A Historical Journey of the City of Westmount, Qc.
City of Westmount
The City of Westmount, incorporated in 1874 was designated as a National Historic Site in 2005, it’s mission to conserve the historic integrity of the built environment. In 1916, the City of Westmount was the first in Canada to create a local Architectural and Planning Committee.
In the 1890s, the City purchased 30 acres of farmland and devised plans for what would become Westmount Park.
The ‘Westmount Public Library’ was founded in 1897 in commemoration of the Diamond Jubilee of Queen Victoria. The library was designed by Robert Findlay and opened in 1899. It was the first free library to open in Quebec. The coffered ceilings, led windows and stencilled friezes are representative of the Arts & Crafts movement of Victoria, England.

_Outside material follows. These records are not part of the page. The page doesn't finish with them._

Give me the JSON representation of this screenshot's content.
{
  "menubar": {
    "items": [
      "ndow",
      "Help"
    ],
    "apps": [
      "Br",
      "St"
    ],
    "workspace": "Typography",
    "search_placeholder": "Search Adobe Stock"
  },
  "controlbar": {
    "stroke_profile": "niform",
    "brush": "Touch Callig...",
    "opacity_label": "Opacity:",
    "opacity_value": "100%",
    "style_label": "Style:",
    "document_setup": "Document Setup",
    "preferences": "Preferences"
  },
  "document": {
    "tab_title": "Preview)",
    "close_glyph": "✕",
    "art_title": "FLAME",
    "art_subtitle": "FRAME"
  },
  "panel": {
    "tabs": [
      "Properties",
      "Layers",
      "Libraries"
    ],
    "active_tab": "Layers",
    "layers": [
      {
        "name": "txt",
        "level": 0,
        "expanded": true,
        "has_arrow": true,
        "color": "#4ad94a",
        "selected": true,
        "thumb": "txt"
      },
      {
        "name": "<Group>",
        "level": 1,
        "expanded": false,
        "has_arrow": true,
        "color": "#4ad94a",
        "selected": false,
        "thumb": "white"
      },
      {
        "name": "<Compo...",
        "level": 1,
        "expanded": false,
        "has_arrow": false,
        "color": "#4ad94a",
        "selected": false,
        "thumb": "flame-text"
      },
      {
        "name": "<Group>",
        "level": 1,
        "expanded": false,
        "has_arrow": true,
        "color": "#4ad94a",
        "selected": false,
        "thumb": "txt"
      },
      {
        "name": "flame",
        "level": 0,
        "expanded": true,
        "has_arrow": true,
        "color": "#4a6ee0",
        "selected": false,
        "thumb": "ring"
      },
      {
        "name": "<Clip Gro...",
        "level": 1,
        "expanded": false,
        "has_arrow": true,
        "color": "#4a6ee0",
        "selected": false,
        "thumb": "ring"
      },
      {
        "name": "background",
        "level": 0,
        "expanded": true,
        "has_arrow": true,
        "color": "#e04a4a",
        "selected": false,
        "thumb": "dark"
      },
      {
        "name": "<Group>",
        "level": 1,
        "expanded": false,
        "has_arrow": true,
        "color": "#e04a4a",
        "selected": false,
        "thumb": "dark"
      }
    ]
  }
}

There were four additions between 1911-1959.
‘Victoria Hall’ opened in 1899, located next to Westmount Public Library. The building was designed by Architect Robert Findlay. The original building was destroyed by fire in 1924. The present building, designed by Alexander Cowper Hutchison & George W. Wood in Neo-Tudor Revival style, opening in 1925.
The ‘City Hall’ was designed in Neo-Tudor style reminiscent of Scottish castles. Designed by Architects Robert and Francis Findlay, in opened in 1922.
Historical Parishes include: St. Matthias Anglican Church, 1857(1912)., Ascension of Our Lord Parish, 1926., Westmount Baptiste Church, 1924., Westmount Park United Church 1929., Church of St. Leon de Westmount., 1907.
The City of Westmount is home to the Royal Montreal Regiment and Canadian Forces. It is also home to King George’s Park and Westmount Summit Park.
Westmount, Québec to Westmount, Québec
50 Great Saves: The Heritage Railway Stations Protection Act
Duncan, British Columbia to McAdam, New Brunswick 10 places
In 1990, the Heritage Railway Stations Protection Act came into effect after years of lobbying with the help of the National Trust for Canada. The act has granted over 150 railway stations federal legal protection across the country including the Duncan train station in Duncan, BC and the McAdam Railway Station in McAdam, New Brunswick.
Atlantic Canada’s Hidden Histories
Shelburne, Nova Scotia to Middle Sackville, Nova Scotia 35 places
geocaches that demonstrate the rich, diverse histories of Atlantic Canada.
Halifax, Nova Scotia to Middle Sackville, Nova Scotia 9 places
The geography of Black urban Halifax and Windsor encompassing the waves of Black migration
The Hidden Black Cityscape
Saint Marys Parish to New Brunswick 15 places
Explore Fredericton’s early Black history. Often missing from the modern cityscape.